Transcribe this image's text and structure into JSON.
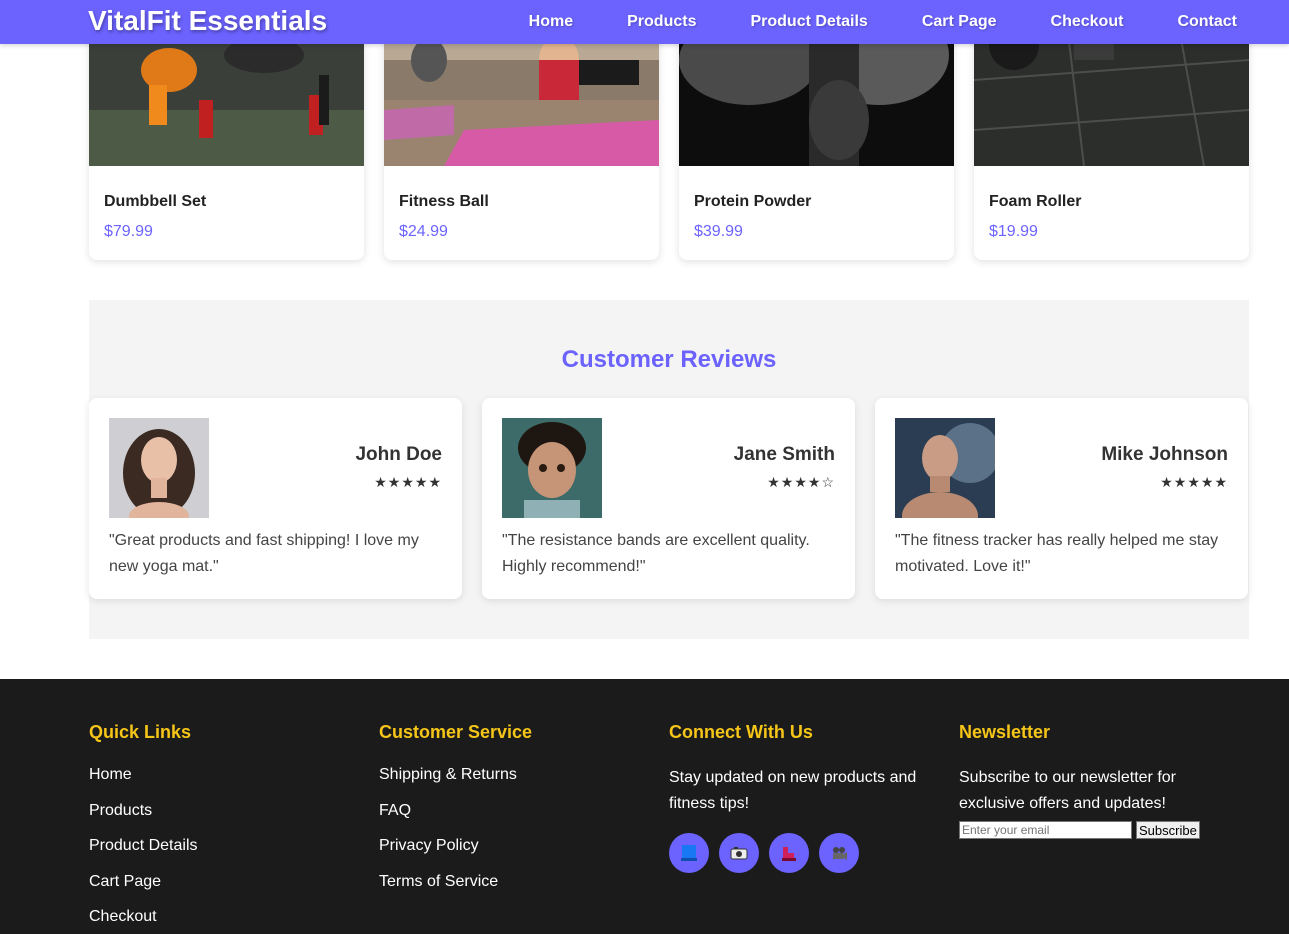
{
  "header": {
    "brand": "VitalFit Essentials",
    "nav": [
      "Home",
      "Products",
      "Product Details",
      "Cart Page",
      "Checkout",
      "Contact"
    ]
  },
  "products": [
    {
      "name": "Dumbbell Set",
      "price": "$79.99"
    },
    {
      "name": "Fitness Ball",
      "price": "$24.99"
    },
    {
      "name": "Protein Powder",
      "price": "$39.99"
    },
    {
      "name": "Foam Roller",
      "price": "$19.99"
    }
  ],
  "reviews": {
    "title": "Customer Reviews",
    "items": [
      {
        "name": "John Doe",
        "stars": "★★★★★",
        "rating": 5,
        "text": "\"Great products and fast shipping! I love my new yoga mat.\""
      },
      {
        "name": "Jane Smith",
        "stars": "★★★★☆",
        "rating": 4,
        "text": "\"The resistance bands are excellent quality. Highly recommend!\""
      },
      {
        "name": "Mike Johnson",
        "stars": "★★★★★",
        "rating": 5,
        "text": "\"The fitness tracker has really helped me stay motivated. Love it!\""
      }
    ]
  },
  "footer": {
    "quick_links": {
      "title": "Quick Links",
      "links": [
        "Home",
        "Products",
        "Product Details",
        "Cart Page",
        "Checkout"
      ]
    },
    "customer_service": {
      "title": "Customer Service",
      "links": [
        "Shipping & Returns",
        "FAQ",
        "Privacy Policy",
        "Terms of Service"
      ]
    },
    "connect": {
      "title": "Connect With Us",
      "text": "Stay updated on new products and fitness tips!",
      "icons": [
        "facebook-icon",
        "instagram-icon",
        "twitter-icon",
        "youtube-icon"
      ]
    },
    "newsletter": {
      "title": "Newsletter",
      "text": "Subscribe to our newsletter for exclusive offers and updates!",
      "placeholder": "Enter your email",
      "button": "Subscribe"
    }
  },
  "colors": {
    "accent": "#6c63ff",
    "footer_bg": "#1b1b1b",
    "footer_heading": "#f5c518",
    "reviews_bg": "#f4f4f4"
  }
}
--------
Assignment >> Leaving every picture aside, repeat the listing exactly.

Written reply >>
Transcribe this image's text and structure into JSON.
{
  "header": {
    "brand": "VitalFit Essentials",
    "nav": [
      "Home",
      "Products",
      "Product Details",
      "Cart Page",
      "Checkout",
      "Contact"
    ]
  },
  "products": [
    {
      "name": "Dumbbell Set",
      "price": "$79.99"
    },
    {
      "name": "Fitness Ball",
      "price": "$24.99"
    },
    {
      "name": "Protein Powder",
      "price": "$39.99"
    },
    {
      "name": "Foam Roller",
      "price": "$19.99"
    }
  ],
  "reviews": {
    "title": "Customer Reviews",
    "items": [
      {
        "name": "John Doe",
        "stars": "★★★★★",
        "rating": 5,
        "text": "\"Great products and fast shipping! I love my new yoga mat.\""
      },
      {
        "name": "Jane Smith",
        "stars": "★★★★☆",
        "rating": 4,
        "text": "\"The resistance bands are excellent quality. Highly recommend!\""
      },
      {
        "name": "Mike Johnson",
        "stars": "★★★★★",
        "rating": 5,
        "text": "\"The fitness tracker has really helped me stay motivated. Love it!\""
      }
    ]
  },
  "footer": {
    "quick_links": {
      "title": "Quick Links",
      "links": [
        "Home",
        "Products",
        "Product Details",
        "Cart Page",
        "Checkout"
      ]
    },
    "customer_service": {
      "title": "Customer Service",
      "links": [
        "Shipping & Returns",
        "FAQ",
        "Privacy Policy",
        "Terms of Service"
      ]
    },
    "connect": {
      "title": "Connect With Us",
      "text": "Stay updated on new products and fitness tips!",
      "icons": [
        "facebook-icon",
        "instagram-icon",
        "twitter-icon",
        "youtube-icon"
      ]
    },
    "newsletter": {
      "title": "Newsletter",
      "text": "Subscribe to our newsletter for exclusive offers and updates!",
      "placeholder": "Enter your email",
      "button": "Subscribe"
    }
  },
  "colors": {
    "accent": "#6c63ff",
    "footer_bg": "#1b1b1b",
    "footer_heading": "#f5c518",
    "reviews_bg": "#f4f4f4"
  }
}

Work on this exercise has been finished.